Corneal Abrasions – in simple terms, this is when the surface of your eye is scratched. It is possible for fireworks to cause scratches on the cornea, but this is very rare.
Top tips for staying safe on bonfire night
Despite the safety risks associated with bonfire night, you can still enjoy Bonfire Night – you just have to ensure you follow the right safety precautions.
SPARKLER is a great way to help you and your family remember some of the key safety precautions:
Shield your eyes by using protective eyewear when lighting fireworks.
Place sparklers into a bucket of cold water once they’ve have burnt out.
Attend organised displays rather than private parties wherever possible.

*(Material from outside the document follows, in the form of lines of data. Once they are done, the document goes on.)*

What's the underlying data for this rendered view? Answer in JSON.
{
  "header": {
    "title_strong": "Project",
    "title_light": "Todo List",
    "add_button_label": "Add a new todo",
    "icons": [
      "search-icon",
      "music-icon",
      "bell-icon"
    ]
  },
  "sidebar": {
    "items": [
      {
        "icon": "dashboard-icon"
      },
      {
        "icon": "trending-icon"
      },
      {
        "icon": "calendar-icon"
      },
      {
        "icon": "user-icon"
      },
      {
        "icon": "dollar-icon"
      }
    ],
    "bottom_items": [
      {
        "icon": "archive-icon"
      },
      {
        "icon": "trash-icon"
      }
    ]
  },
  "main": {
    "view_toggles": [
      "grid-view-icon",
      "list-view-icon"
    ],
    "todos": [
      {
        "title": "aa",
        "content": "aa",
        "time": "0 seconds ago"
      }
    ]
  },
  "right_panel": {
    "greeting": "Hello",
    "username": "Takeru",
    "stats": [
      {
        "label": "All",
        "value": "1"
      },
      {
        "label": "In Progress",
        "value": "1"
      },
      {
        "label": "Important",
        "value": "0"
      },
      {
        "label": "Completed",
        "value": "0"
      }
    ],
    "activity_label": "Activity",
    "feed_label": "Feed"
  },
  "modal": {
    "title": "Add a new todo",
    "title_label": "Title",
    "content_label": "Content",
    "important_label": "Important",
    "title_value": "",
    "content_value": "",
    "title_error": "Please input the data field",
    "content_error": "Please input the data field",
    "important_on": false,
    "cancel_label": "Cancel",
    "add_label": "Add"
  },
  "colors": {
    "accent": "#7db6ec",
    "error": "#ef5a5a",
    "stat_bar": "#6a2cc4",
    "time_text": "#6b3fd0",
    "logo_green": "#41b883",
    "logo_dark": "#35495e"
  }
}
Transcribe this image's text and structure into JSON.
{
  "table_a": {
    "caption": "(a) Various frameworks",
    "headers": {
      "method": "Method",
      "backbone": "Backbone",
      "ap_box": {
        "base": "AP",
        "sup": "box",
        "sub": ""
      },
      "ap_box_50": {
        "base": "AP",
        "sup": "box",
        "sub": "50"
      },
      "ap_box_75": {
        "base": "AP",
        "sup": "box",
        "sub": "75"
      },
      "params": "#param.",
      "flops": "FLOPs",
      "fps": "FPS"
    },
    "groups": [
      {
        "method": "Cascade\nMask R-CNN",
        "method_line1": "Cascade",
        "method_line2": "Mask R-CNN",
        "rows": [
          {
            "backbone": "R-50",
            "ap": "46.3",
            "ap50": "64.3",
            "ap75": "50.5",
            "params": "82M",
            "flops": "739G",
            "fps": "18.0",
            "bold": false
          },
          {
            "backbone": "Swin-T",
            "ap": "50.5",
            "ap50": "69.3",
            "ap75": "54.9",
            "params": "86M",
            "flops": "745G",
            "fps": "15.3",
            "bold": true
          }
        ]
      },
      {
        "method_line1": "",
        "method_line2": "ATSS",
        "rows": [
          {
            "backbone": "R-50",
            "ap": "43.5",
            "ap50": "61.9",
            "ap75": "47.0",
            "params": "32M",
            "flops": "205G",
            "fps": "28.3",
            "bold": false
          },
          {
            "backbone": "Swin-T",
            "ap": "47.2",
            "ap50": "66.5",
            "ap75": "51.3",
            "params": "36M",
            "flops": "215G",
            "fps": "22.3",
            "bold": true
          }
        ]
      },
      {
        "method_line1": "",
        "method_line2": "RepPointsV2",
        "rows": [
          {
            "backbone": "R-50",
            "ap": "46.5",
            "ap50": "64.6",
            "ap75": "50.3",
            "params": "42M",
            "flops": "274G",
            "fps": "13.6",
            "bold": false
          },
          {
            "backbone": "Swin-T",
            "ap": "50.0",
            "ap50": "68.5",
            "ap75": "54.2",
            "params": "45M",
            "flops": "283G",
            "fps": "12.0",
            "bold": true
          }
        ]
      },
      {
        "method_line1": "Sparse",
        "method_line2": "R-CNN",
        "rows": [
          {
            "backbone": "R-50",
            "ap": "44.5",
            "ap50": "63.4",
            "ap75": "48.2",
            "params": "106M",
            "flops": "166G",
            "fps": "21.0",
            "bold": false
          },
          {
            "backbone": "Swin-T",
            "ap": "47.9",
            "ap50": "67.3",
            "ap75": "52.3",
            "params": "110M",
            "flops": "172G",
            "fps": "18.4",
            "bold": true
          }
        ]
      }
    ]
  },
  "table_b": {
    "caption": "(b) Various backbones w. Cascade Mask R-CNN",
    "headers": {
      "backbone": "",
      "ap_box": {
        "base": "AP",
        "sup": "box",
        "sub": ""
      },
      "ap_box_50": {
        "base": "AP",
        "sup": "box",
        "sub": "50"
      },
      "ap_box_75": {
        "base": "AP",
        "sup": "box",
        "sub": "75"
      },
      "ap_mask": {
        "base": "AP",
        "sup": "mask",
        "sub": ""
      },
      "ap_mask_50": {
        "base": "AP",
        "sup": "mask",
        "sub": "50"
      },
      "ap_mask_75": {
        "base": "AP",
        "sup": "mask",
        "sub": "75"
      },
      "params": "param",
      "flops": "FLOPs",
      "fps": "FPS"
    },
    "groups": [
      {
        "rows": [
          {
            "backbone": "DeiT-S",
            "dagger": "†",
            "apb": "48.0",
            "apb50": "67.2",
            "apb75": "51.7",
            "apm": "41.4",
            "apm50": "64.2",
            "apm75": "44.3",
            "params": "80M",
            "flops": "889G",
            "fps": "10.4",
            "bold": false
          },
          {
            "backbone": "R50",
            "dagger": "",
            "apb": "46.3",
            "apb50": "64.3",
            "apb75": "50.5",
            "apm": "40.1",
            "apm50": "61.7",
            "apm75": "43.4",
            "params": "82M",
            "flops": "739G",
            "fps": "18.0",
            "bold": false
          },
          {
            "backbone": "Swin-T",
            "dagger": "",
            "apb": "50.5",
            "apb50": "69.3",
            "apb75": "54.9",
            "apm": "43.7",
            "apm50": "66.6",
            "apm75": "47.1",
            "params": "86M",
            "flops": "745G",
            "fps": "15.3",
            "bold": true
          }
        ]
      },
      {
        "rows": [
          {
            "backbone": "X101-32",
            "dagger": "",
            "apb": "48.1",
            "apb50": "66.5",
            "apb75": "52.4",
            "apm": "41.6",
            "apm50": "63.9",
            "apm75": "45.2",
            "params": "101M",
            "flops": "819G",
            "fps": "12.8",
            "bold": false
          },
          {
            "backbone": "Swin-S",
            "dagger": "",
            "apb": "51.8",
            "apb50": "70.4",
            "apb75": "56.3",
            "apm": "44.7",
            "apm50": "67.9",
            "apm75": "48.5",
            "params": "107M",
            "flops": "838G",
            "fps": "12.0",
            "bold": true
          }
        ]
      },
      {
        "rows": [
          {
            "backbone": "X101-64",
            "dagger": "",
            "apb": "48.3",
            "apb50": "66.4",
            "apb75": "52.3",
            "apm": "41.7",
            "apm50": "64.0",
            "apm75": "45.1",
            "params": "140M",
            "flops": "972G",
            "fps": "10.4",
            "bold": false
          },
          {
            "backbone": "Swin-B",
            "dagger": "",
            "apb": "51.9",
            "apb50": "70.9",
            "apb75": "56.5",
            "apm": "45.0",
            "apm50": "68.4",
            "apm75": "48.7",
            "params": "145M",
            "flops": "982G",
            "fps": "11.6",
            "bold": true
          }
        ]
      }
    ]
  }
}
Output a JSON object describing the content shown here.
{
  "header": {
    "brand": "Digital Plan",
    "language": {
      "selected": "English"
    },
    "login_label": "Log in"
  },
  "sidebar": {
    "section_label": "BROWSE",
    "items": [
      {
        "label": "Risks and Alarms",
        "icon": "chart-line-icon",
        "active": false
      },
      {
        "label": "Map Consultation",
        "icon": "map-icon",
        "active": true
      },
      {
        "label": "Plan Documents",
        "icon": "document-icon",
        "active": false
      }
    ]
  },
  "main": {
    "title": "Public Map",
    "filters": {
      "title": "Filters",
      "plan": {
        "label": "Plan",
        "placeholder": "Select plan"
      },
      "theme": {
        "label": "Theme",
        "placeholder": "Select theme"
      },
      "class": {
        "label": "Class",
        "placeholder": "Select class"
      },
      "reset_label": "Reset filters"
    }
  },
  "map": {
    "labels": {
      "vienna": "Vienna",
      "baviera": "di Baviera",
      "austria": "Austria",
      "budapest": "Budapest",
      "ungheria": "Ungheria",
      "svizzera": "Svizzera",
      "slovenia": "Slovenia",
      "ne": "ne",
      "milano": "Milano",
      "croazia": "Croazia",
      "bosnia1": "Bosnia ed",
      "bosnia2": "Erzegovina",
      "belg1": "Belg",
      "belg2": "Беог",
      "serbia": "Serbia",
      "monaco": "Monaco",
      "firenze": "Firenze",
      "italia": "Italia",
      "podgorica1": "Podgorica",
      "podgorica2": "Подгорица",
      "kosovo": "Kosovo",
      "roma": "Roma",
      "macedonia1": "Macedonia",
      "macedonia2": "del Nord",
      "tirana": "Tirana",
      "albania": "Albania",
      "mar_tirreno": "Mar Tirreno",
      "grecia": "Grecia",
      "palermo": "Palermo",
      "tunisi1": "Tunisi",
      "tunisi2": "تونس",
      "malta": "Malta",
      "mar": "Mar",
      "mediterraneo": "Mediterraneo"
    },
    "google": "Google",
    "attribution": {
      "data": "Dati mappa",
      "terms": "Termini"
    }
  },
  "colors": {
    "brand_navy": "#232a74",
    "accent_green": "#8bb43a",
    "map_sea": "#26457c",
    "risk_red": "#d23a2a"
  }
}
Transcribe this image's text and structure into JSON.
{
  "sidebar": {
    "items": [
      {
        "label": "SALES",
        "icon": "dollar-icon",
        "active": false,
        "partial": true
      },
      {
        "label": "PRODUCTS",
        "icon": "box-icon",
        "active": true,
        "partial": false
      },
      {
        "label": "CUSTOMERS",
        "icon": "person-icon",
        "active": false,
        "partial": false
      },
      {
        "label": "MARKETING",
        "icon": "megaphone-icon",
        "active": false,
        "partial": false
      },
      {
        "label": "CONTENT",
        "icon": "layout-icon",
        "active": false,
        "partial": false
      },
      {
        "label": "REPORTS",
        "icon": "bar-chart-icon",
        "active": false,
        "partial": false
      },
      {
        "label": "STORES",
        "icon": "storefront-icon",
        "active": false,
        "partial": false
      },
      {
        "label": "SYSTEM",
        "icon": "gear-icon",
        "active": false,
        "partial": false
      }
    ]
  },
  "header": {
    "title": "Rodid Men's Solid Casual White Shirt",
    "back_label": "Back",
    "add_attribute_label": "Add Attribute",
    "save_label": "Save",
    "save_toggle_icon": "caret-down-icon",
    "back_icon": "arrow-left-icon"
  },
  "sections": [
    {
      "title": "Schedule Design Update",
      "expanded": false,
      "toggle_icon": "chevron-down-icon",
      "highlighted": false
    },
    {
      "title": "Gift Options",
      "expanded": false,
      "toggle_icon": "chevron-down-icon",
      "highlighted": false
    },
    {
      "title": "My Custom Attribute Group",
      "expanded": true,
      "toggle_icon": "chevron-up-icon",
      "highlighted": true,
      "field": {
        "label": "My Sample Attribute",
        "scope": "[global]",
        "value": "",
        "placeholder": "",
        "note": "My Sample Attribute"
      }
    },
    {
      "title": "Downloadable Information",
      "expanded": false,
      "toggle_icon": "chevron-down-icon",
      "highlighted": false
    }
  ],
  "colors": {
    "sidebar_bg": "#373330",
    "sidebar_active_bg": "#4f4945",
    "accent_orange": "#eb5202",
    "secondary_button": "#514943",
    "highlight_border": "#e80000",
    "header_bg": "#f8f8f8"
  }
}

Read the instructions on the fireworks and make sure they comply with safety standards.
Keep all fireworks in a closed metal box and only light one at a time.
Leave fireworks if they don’t go off – never return to a lit firework.
Ensure everyone stands a safe distance away when the fireworks are going off.
Remove all debris and flammable objects (such as plants) from your firework display area.
Herts Eye Surgeon Services and Surgery
If you have suffered a retina eye injury as a result of bonfire night or feel as though your condition is only getting worse in general, it might be worth considering retina laser surgery.
At Herts Eye Surgeon, we ensure Excellence in Eye Care at every step of your journey, providing world-class retina surgery to help treat & restore the vision to thousands of our patients. Mr Venki Sundaram is a leading Consultant Ophthalmologist who provides the highest level of eye care to his patients.